### EXERCISE REQUIREMENTS
Only the lines with "label" in the entries below belong in the answer; please copy them.

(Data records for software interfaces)
# # # # # # #

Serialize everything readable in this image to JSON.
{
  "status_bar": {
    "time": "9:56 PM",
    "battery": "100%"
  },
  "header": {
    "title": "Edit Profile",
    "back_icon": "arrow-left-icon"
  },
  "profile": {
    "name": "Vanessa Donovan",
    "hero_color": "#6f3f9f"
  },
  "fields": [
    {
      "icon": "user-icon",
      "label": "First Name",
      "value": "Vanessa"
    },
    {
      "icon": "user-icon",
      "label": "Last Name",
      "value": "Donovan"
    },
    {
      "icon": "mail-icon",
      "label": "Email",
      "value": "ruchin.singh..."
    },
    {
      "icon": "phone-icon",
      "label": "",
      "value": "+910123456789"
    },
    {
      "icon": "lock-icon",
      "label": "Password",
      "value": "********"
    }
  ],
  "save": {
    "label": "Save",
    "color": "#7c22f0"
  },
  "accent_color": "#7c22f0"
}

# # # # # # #

### RESPONSE AREA
      "label": "First Name",
      "label": "Last Name",
      "label": "Email",
      "label": "",
      "label": "Password",
    "label": "Save",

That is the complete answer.